    • Developing a New Media Strategy: The internet is transforming where voters get information and offering campaigns a new medium to interact with voters.
    • Being a Successful Citizen Lobbyist: Public policy is the set of decisions that we make as a society about how we will care for one another, our communities and the land.  Whether the issue is funding for schools, green jobs, worker’s rights, or any other issue — progressives win with citizen lobbying.
    • Building a Volunteer Program: As the 2010 election season draws nearer, activists of all kinds are beginning to think about mobilizing support for their candidate or issue. Grassroots organizing is about engaging and mobilizing ordinary people – not just political or legislative professionals – to shape public policy or win elections.
    • Voter Registration: With less than half of eligible Americans exercising their right to vote, starting a voter registration drive in your community is a great way to help people take the first step in civic participation.
    • Running a Doorknock Operation: If you are working or volunteering on a campaign this year, chances are you’ve been asked to doorknock.  That’s because the more personal the contact with voters the better, and having conversations with them at their door the most effective tool for getting the votes you need to win.
    • Voter Education: Voter Education is as simple as it sounds, but its importance cannot be overlooked. Voter Education is informing the public on their democratic rights, election procedures, candidates and the issues.
    • Get Out The Vote: Get Out The Vote, or GOTV, as it is commonly called, is the culmination of many organizing campaign. GOTV is also the most exciting and energetic part of a campaign when volunteers come out in force, the public is watching and we’re just days away from victory!
    • Values-based messaging: The most effective campaign messages are bold, clear, and concise, and establish a link between the campaign and its intended audience.
    • Action Planning to Win on Issues: What does an Action Plan bring to your organizing? A good action plan gives your work focus, leverages your strengths, and lays out a blueprint for winning.
    • Leadership Development: As progressives, we know we can find better leaders. We are looking for leaders who can restore hope, empower citizens, and be effective voices for change.
    • Neighborhood Voter Contact Program: Check out skills & tools in our new resource library! A step-by-step guide to direct contact with voters.
    • Holding Elected Officials Accountable to Our Issues
  • Occupy Wall Street: Toolkit For Inclusion: This guide to making Occupy sites more accessible comes from the Silicon Valley Independent Living Center, a local disability justice organization.
  • The Source: Here’s an “online sortable database of diversity, anti-oppression, and community-building activities developed by DiversityWorks.”
  • ACLU Burnout Prevention: Information about burnout in activist communities and how to avoid it.
Want to add a guide to this site? Send it our way!
Advertisements

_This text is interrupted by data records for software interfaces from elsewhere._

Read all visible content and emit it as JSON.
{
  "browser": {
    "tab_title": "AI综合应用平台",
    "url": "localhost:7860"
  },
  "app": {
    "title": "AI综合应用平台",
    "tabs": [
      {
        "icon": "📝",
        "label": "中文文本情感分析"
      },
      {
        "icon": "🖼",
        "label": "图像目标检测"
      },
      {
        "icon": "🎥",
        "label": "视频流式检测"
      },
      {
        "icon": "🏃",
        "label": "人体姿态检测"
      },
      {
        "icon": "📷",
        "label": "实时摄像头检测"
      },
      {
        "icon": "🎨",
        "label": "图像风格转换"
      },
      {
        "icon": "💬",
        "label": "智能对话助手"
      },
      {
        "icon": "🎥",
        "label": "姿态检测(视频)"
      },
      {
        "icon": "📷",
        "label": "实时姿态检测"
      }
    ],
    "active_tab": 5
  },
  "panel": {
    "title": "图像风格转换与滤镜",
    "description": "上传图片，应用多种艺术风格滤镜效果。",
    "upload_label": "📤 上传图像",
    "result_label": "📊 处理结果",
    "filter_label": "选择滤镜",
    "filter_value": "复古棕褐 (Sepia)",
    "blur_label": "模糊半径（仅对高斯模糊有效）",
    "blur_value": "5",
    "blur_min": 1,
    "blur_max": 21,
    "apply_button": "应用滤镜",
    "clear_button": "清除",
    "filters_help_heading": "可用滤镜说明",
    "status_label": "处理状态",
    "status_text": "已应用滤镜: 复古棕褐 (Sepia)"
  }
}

2 thoughts on “Activist Guides

  1. […] STATIC, the progressive online newsletter, has a page called Activist Guides.  Some of these links actually come from that […]

What do YOU think?

Fill in your details below or click an icon to log in:

WordPress.com Logo

You are commenting using your WordPress.com account. Log Out / Change )

Twitter picture

You are commenting using your Twitter account. Log Out / Change )

Facebook photo

You are commenting using your Facebook account. Log Out / Change )

Google+ photo

You are commenting using your Google+ account. Log Out / Change )

Connecting to %s

%d bloggers like this: